  • Sulfur is required to synthesize taurine, a sulfonic acid that is essential for cardiovascular function, the development and function of skeletal muscle, the retina of the eye, and the central nervous system. (Important stuff!)
  • Sulfur binds amino acids to form insulin, a critical hormone for blood sugar balance that keeps our body ph in check, and our cells fueled.
  • Sulfur helps to keep our blood vessels from narrowing, lowering the risk for atherosclerosis.

You can obtain sulfur compounds from both animal and vegetable sources, and both are important. One of the most sulfur rich animal foods are eggs. That's why sulfur is often said to smell like "rotten eggs". Or do rotten eggs smell like sulfur? (I think sulfur was around first.) Meats and dairy also contain sulfur.

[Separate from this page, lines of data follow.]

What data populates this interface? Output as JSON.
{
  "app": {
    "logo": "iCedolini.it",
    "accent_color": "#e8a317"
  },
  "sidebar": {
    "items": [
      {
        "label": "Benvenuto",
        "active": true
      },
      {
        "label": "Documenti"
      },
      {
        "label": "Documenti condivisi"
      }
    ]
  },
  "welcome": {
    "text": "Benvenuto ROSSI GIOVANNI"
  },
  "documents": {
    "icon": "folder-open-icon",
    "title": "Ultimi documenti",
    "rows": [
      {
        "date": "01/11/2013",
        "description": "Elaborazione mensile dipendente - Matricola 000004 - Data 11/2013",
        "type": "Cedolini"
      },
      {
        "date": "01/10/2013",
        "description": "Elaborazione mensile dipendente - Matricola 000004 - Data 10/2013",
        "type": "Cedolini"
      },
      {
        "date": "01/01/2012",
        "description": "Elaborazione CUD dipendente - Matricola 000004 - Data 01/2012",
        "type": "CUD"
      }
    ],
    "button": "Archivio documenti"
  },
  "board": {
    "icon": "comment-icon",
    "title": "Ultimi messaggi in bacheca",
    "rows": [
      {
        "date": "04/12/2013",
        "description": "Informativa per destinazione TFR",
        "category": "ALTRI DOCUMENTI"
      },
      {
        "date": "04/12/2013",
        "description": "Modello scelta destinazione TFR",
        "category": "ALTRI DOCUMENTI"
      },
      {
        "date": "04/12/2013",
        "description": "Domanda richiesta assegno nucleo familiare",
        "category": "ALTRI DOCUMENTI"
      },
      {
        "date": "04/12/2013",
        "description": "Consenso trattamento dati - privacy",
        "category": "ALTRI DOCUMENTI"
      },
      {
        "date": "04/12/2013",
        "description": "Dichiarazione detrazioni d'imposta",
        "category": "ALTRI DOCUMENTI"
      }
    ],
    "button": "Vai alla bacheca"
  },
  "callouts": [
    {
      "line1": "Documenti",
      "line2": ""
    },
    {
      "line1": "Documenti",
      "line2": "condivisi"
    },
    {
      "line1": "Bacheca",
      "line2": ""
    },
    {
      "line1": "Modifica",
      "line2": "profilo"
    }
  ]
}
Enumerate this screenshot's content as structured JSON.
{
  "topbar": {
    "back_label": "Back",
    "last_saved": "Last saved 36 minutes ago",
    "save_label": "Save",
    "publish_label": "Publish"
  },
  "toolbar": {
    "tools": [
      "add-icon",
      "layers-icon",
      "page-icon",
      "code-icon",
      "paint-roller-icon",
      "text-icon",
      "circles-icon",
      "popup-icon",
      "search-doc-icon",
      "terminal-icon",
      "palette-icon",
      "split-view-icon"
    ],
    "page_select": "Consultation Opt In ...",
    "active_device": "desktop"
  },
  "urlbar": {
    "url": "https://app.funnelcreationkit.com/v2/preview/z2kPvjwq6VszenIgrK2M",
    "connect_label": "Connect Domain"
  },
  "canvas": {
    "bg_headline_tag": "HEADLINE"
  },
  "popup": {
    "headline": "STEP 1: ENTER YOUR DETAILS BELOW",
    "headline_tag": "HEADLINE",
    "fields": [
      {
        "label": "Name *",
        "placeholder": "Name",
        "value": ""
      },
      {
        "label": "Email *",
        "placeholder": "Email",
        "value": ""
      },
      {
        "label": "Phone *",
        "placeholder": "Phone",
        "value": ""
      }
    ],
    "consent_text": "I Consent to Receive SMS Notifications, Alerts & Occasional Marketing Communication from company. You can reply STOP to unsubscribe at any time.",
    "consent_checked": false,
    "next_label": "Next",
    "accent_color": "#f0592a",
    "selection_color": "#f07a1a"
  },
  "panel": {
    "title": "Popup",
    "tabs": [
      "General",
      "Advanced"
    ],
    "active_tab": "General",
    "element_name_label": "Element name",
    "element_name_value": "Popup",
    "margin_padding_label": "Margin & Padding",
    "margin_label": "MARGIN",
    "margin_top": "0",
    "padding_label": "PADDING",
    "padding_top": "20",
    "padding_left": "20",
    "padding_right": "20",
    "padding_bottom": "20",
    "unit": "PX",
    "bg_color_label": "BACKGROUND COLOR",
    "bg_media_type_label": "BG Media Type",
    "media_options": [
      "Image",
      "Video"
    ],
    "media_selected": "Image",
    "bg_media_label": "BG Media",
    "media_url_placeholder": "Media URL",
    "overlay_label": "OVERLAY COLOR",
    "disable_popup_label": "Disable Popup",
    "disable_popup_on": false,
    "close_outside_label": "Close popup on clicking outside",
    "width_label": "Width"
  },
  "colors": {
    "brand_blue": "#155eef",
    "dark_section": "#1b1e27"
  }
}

When you think of the vegetables that can get the stinkiest; broccoli, cauliflower, Brussels sprouts, cabbage, kale, radish, onion, leeks, and garlic, you've got produce that contains organosulfur compounds which support detoxification in the body and reducing inflammation. Mushrooms are also high in sulfur. It's important to put an emphases on obtaining sulfur from vegetable sources, since they help create a more alkaline ph in your body, and also pack a heavier nutritional punch.

Some individuals may have a hard time breaking down and absorbing sulfur. If this is the case, cooking the food will make digestion easier. So either raw or steamed, be sure to eat your broccoli!